• WHAT IS EXPECTED
All of the records listed below should be retyped exactly.
(AVAILABLE RECORDS)
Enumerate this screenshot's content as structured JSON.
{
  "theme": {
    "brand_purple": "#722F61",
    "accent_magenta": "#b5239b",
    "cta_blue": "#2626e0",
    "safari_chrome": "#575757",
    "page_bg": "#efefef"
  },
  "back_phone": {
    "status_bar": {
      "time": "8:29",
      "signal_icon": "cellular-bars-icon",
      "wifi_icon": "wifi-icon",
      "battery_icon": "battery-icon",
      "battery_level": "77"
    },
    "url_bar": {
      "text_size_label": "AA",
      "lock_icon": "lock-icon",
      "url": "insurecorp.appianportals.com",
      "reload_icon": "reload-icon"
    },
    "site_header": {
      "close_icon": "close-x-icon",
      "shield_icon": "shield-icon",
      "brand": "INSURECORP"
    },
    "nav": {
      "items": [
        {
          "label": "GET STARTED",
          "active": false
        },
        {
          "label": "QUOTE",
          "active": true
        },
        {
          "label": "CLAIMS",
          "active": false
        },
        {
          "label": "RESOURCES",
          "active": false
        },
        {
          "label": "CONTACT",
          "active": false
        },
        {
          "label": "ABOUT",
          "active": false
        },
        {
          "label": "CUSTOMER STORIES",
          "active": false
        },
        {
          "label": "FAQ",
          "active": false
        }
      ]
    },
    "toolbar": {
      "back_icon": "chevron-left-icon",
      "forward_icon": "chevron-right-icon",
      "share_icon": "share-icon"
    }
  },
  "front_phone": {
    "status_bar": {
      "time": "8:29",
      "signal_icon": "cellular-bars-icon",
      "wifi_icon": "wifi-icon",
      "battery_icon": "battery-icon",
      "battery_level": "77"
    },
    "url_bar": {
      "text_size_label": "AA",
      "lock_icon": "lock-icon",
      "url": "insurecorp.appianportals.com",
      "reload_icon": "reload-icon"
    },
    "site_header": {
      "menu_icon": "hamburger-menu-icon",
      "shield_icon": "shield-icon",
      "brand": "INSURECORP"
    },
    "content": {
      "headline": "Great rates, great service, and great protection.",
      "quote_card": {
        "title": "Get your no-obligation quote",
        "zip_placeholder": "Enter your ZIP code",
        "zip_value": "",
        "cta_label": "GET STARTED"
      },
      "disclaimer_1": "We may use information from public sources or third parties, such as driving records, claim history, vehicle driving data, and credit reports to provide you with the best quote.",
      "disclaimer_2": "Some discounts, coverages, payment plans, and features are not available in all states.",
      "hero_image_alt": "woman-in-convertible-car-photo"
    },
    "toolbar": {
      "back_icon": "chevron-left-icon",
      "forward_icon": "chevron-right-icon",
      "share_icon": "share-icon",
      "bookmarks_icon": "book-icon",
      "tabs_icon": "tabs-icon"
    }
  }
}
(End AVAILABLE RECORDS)
• RESPONSE
Enumerate this screenshot's content as structured JSON.
{
  "theme": {
    "brand_purple": "#722F61",
    "accent_magenta": "#b5239b",
    "cta_blue": "#2626e0",
    "safari_chrome": "#575757",
    "page_bg": "#efefef"
  },
  "back_phone": {
    "status_bar": {
      "time": "8:29",
      "signal_icon": "cellular-bars-icon",
      "wifi_icon": "wifi-icon",
      "battery_icon": "battery-icon",
      "battery_level": "77"
    },
    "url_bar": {
      "text_size_label": "AA",
      "lock_icon": "lock-icon",
      "url": "insurecorp.appianportals.com",
      "reload_icon": "reload-icon"
    },
    "site_header": {
      "close_icon": "close-x-icon",
      "shield_icon": "shield-icon",
      "brand": "INSURECORP"
    },
    "nav": {
      "items": [
        {
          "label": "GET STARTED",
          "active": false
        },
        {
          "label": "QUOTE",
          "active": true
        },
        {
          "label": "CLAIMS",
          "active": false
        },
        {
          "label": "RESOURCES",
          "active": false
        },
        {
          "label": "CONTACT",
          "active": false
        },
        {
          "label": "ABOUT",
          "active": false
        },
        {
          "label": "CUSTOMER STORIES",
          "active": false
        },
        {
          "label": "FAQ",
          "active": false
        }
      ]
    },
    "toolbar": {
      "back_icon": "chevron-left-icon",
      "forward_icon": "chevron-right-icon",
      "share_icon": "share-icon"
    }
  },
  "front_phone": {
    "status_bar": {
      "time": "8:29",
      "signal_icon": "cellular-bars-icon",
      "wifi_icon": "wifi-icon",
      "battery_icon": "battery-icon",
      "battery_level": "77"
    },
    "url_bar": {
      "text_size_label": "AA",
      "lock_icon": "lock-icon",
      "url": "insurecorp.appianportals.com",
      "reload_icon": "reload-icon"
    },
    "site_header": {
      "menu_icon": "hamburger-menu-icon",
      "shield_icon": "shield-icon",
      "brand": "INSURECORP"
    },
    "content": {
      "headline": "Great rates, great service, and great protection.",
      "quote_card": {
        "title": "Get your no-obligation quote",
        "zip_placeholder": "Enter your ZIP code",
        "zip_value": "",
        "cta_label": "GET STARTED"
      },
      "disclaimer_1": "We may use information from public sources or third parties, such as driving records, claim history, vehicle driving data, and credit reports to provide you with the best quote.",
      "disclaimer_2": "Some discounts, coverages, payment plans, and features are not available in all states.",
      "hero_image_alt": "woman-in-convertible-car-photo"
    },
    "toolbar": {
      "back_icon": "chevron-left-icon",
      "forward_icon": "chevron-right-icon",
      "share_icon": "share-icon",
      "bookmarks_icon": "book-icon",
      "tabs_icon": "tabs-icon"
    }
  }
}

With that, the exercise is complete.